6. Controversial Affair. In August of 2011 author Hal Vaughan released an explosive book titled Sleeping With the Enemy in which he disclosed that Chanel had ties to the Nazi party. In his book he details extensively her affair with Gunther von Dincklage who was in the German military intelligence service and that she was extensively involvement with the Nazi party. Soon after the book was released the House of Chanel attempted to play down the controversy by stating: “What’s certain is that she had a relationship with a German aristocrat during the War. Clearly not the best period to have a love story with a German.” The statement also mentioned that “the fashion house also disputed that the designer was anti-Semitic,” saying Chanel “would not have had Jewish friends or ties with the Rothschild family of financiers if she were.”
7. The Comeback Kid. In 1954, at the age of 71, Chanel returned to the world of fashion after her vocal distaste of the current trends, many of which were created by male designers such as Christian Dior and Cristobal Balenciaga. She was quoted as saying that their designs were “illogical” with "waist cinchers, padded bras, heavy skirts, and stiffened jackets.” Although some critics disapproved of her new looks, the Brits and Americans loved them. Some of her famous American clientele included Elizabeth Taylor, Jane Fonda, Jackie Kennedy, and Grace Kelly.
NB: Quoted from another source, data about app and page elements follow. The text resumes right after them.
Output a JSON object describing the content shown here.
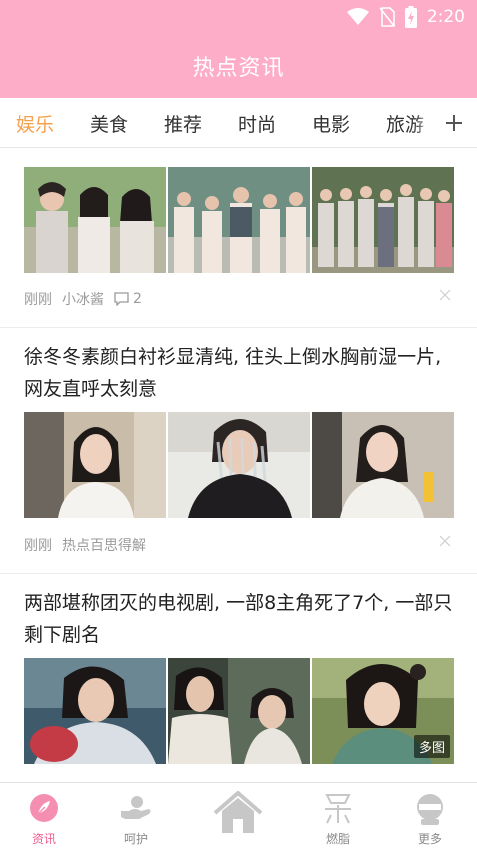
{
  "status_bar": {
    "time": "2:20",
    "icons": [
      "wifi-icon",
      "no-sim-icon",
      "battery-charging-icon"
    ]
  },
  "header": {
    "title": "热点资讯"
  },
  "tabs": {
    "items": [
      "娱乐",
      "美食",
      "推荐",
      "时尚",
      "电影",
      "旅游"
    ],
    "active": "娱乐",
    "add_icon": "plus-icon"
  },
  "feed": {
    "items": [
      {
        "title": "",
        "time": "刚刚",
        "source": "小冰酱",
        "comments": "2",
        "images": [
          "group-photo-costume-1",
          "group-photo-costume-2",
          "group-photo-costume-3"
        ]
      },
      {
        "title": "徐冬冬素颜白衬衫显清纯, 往头上倒水胸前湿一片, 网友直呼太刻意",
        "time": "刚刚",
        "source": "热点百思得解",
        "images": [
          "portrait-white-shirt",
          "water-pour-photo",
          "wet-white-shirt"
        ]
      },
      {
        "title": "两部堪称团灭的电视剧, 一部8主角死了7个, 一部只剩下剧名",
        "images": [
          "drama-still-1",
          "drama-still-2",
          "drama-still-3"
        ],
        "badge": "多图"
      }
    ]
  },
  "bottom_nav": {
    "items": [
      {
        "label": "资讯",
        "icon": "feather-icon",
        "active": true
      },
      {
        "label": "呵护",
        "icon": "care-hand-icon",
        "active": false
      },
      {
        "label": "",
        "icon": "home-icon",
        "active": false
      },
      {
        "label": "燃脂",
        "icon": "fat-burn-icon",
        "active": false
      },
      {
        "label": "更多",
        "icon": "more-icon",
        "active": false
      }
    ]
  },
  "colors": {
    "brand_pink": "#fdadc8",
    "active_tab": "#f5a04a",
    "active_nav": "#f25b8c"
  }
}
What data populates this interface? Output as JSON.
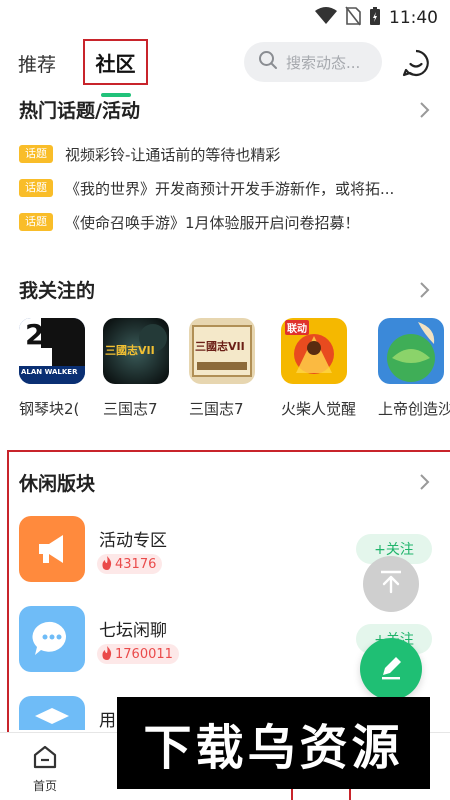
{
  "status_bar": {
    "time": "11:40",
    "icons": [
      "wifi-icon",
      "no-sim-icon",
      "battery-charging-icon"
    ]
  },
  "header": {
    "tabs": [
      {
        "label": "推荐",
        "active": false
      },
      {
        "label": "社区",
        "active": true
      }
    ],
    "search_placeholder": "搜索动态...",
    "message_icon": "message-icon"
  },
  "hot_topics": {
    "title": "热门话题/活动",
    "tag_label": "话题",
    "items": [
      "视频彩铃-让通话前的等待也精彩",
      "《我的世界》开发商预计开发手游新作，或将拓...",
      "《使命召唤手游》1月体验服开启问卷招募！"
    ]
  },
  "following": {
    "title": "我关注的",
    "games": [
      {
        "name": "钢琴块2(",
        "icon": "piano-tiles-icon",
        "badge": "ALAN WALKER",
        "num": "2"
      },
      {
        "name": "三国志7",
        "icon": "sanguozhi-icon",
        "badge": "三國志VII"
      },
      {
        "name": "三国志7",
        "icon": "sanguozhi-scroll-icon",
        "badge": "三國志VII"
      },
      {
        "name": "火柴人觉醒",
        "icon": "stickman-icon",
        "badge": "联动"
      },
      {
        "name": "上帝创造沙",
        "icon": "god-sandbox-icon"
      }
    ]
  },
  "leisure": {
    "title": "休闲版块",
    "boards": [
      {
        "name": "活动专区",
        "heat": "43176",
        "icon": "megaphone-icon",
        "color": "#ff8a3d",
        "follow": "+关注"
      },
      {
        "name": "七坛闲聊",
        "heat": "1760011",
        "icon": "chat-bubble-icon",
        "color": "#6fbcf7",
        "follow": "+关注"
      },
      {
        "name": "用",
        "icon": "graduation-cap-icon",
        "color": "#6fbcf7"
      }
    ]
  },
  "bottom_nav": {
    "items": [
      {
        "label": "首页",
        "icon": "home-icon"
      }
    ]
  },
  "watermark": "下载乌资源",
  "colors": {
    "accent_green": "#21c27a",
    "tag_yellow": "#f9bd29",
    "heat_red": "#ea4b4b",
    "highlight_red": "#c8242b"
  }
}
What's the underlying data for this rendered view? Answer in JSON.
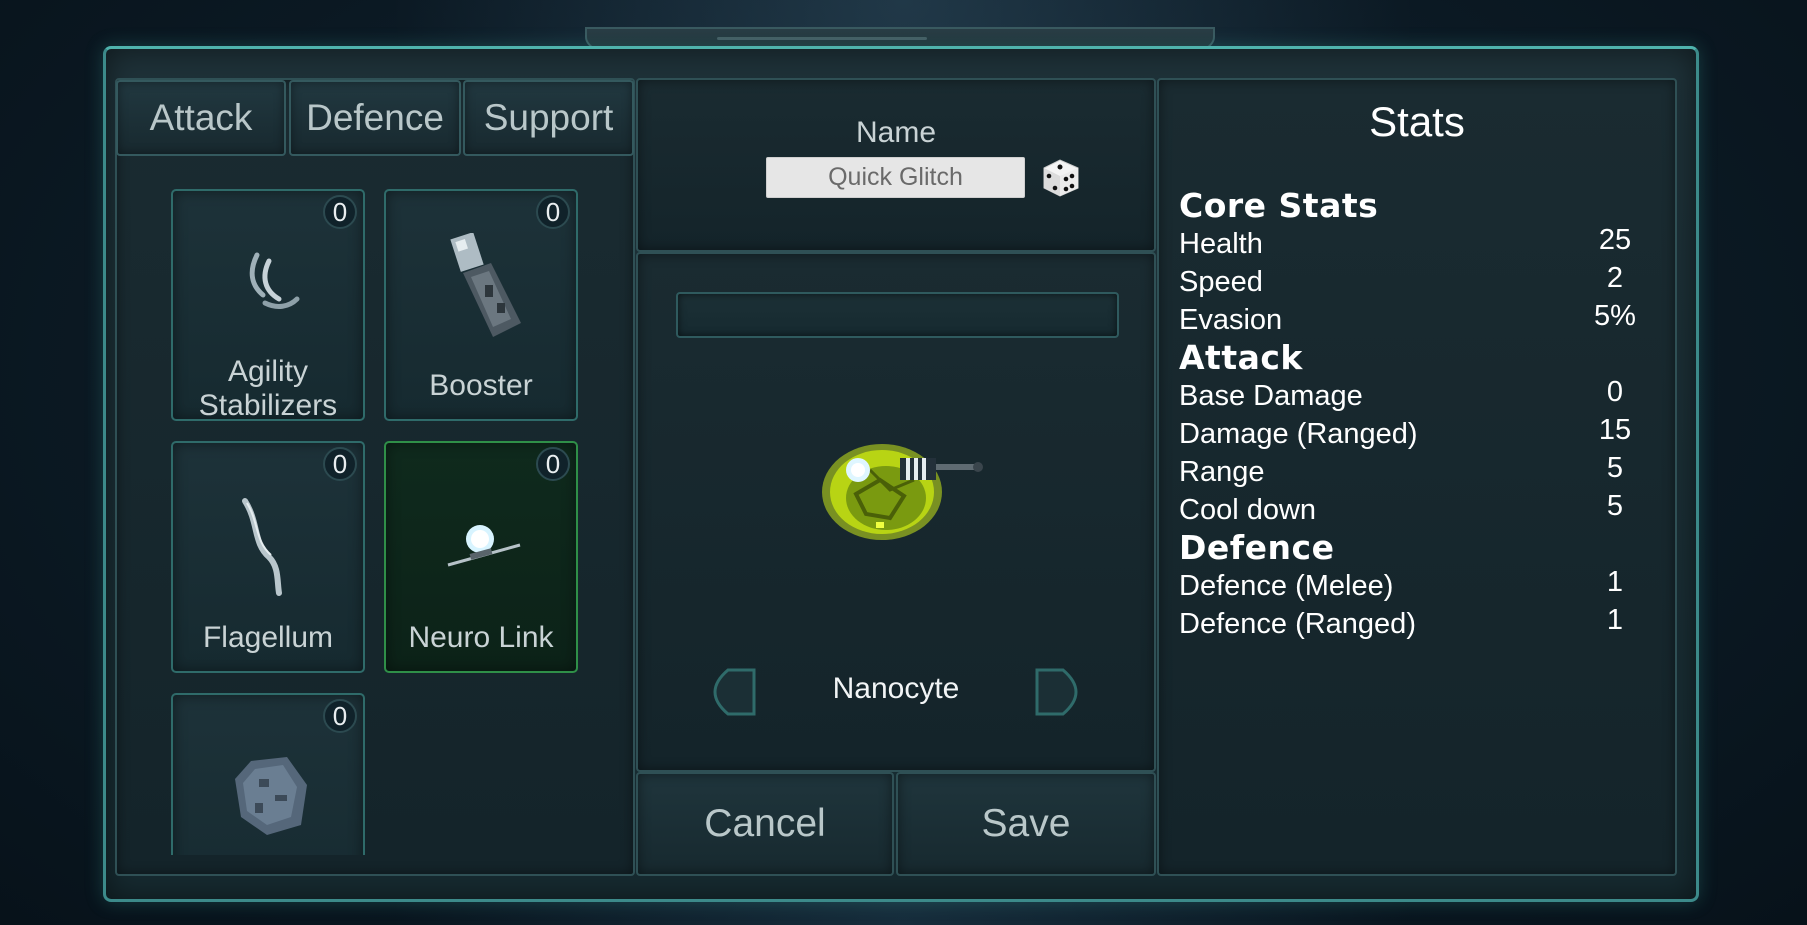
{
  "tabs": [
    {
      "label": "Attack"
    },
    {
      "label": "Defence"
    },
    {
      "label": "Support"
    }
  ],
  "items": [
    {
      "label": "Agility\nStabilizers",
      "count": "0",
      "icon": "claws-icon",
      "selected": false
    },
    {
      "label": "Booster",
      "count": "0",
      "icon": "booster-icon",
      "selected": false
    },
    {
      "label": "Flagellum",
      "count": "0",
      "icon": "flagellum-icon",
      "selected": false
    },
    {
      "label": "Neuro Link",
      "count": "0",
      "icon": "neuro-link-icon",
      "selected": true
    },
    {
      "label": "",
      "count": "0",
      "icon": "armor-plate-icon",
      "selected": false
    }
  ],
  "name_section": {
    "title": "Name",
    "input_value": "Quick Glitch",
    "dice_icon": "dice-icon"
  },
  "preview": {
    "creature_name": "Nanocyte",
    "prev_icon": "arrow-left-icon",
    "next_icon": "arrow-right-icon"
  },
  "actions": {
    "cancel_label": "Cancel",
    "save_label": "Save"
  },
  "stats": {
    "title": "Stats",
    "core": {
      "heading": "Core Stats",
      "rows": [
        {
          "label": "Health",
          "value": "25"
        },
        {
          "label": "Speed",
          "value": "2"
        },
        {
          "label": "Evasion",
          "value": "5%"
        }
      ]
    },
    "attack": {
      "heading": "Attack",
      "rows": [
        {
          "label": "Base Damage",
          "value": "0"
        },
        {
          "label": "Damage (Ranged)",
          "value": "15"
        },
        {
          "label": "Range",
          "value": "5"
        },
        {
          "label": "Cool down",
          "value": "5"
        }
      ]
    },
    "defence": {
      "heading": "Defence",
      "rows": [
        {
          "label": "Defence (Melee)",
          "value": "1"
        },
        {
          "label": "Defence (Ranged)",
          "value": "1"
        }
      ]
    }
  },
  "colors": {
    "frame_accent": "#4fb3ad",
    "selected_card": "#2f8f48",
    "creature_glow": "#d8f020"
  }
}
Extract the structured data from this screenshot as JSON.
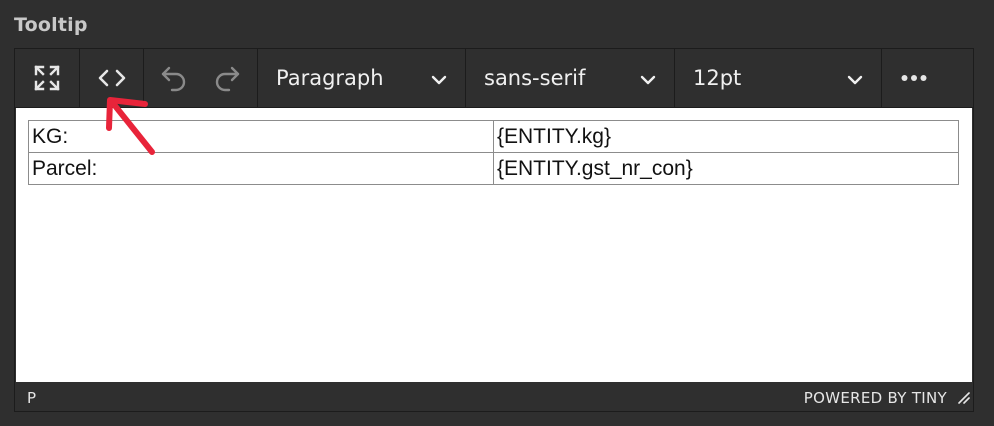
{
  "field": {
    "label": "Tooltip"
  },
  "toolbar": {
    "icons": {
      "fullscreen": "fullscreen-icon",
      "source_code": "source-code-icon",
      "undo": "undo-icon",
      "redo": "redo-icon",
      "more": "more-icon"
    },
    "block_format": "Paragraph",
    "font_family": "sans-serif",
    "font_size": "12pt"
  },
  "content": {
    "rows": [
      {
        "label": "KG:",
        "value": "{ENTITY.kg}"
      },
      {
        "label": "Parcel:",
        "value": "{ENTITY.gst_nr_con}"
      }
    ]
  },
  "statusbar": {
    "path": "P",
    "brand": "POWERED BY TINY"
  },
  "colors": {
    "chrome": "#2f2f2f",
    "content_bg": "#ffffff",
    "annotation_arrow": "#e8243a"
  }
}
8. Must-Have Chanel. There are four signature Chanel items that are on the must-have list of every fashionista:
i) The jacket: Chanel first created her famous tweed jacket suit in 1954, which replicates the simplicity of a man’s formal jacket but screams elegance and femininity. Designer Karl Lagerfeld has relaunched the Chanel jacket, which still honors the original vision but has a newfound excitement.
ii) The perfume: The House of Chanel has always had one signature scent and that is No. 5. However, Chanel No. 5 didn’t make a splash until Marilyn Monroe gave the most alluring answer for her first LIFE magazine cover. “What do you wear to bed?” the magazine asked her. “Just a few drops of Chanel No. 5," she responded.
iii) The little black dress: In the Lifetime movie Coco Chanel, Shirley MacLaine portrays the designer as a septuagenarian during her comeback in the 1950s. In the movie MacLaine is seen making adjustments to a woman’s black dress. She then rips off the sleeves entirely, removes the puffy layers from the bottom of the dress and voila! The little black dress is born.
iv) The handbag: The famous Chanel purse has come a long way since its inception in 1929. It was then that Chanel, after tired of carrying handbags, added thin straps to the purse after being inspired by the straps found on soldiers’ bags. The purse was then revised in 1955, but it wasn’t until Lagerfeld revamped the purse in the 1980s that the accessory received more marketing appeal.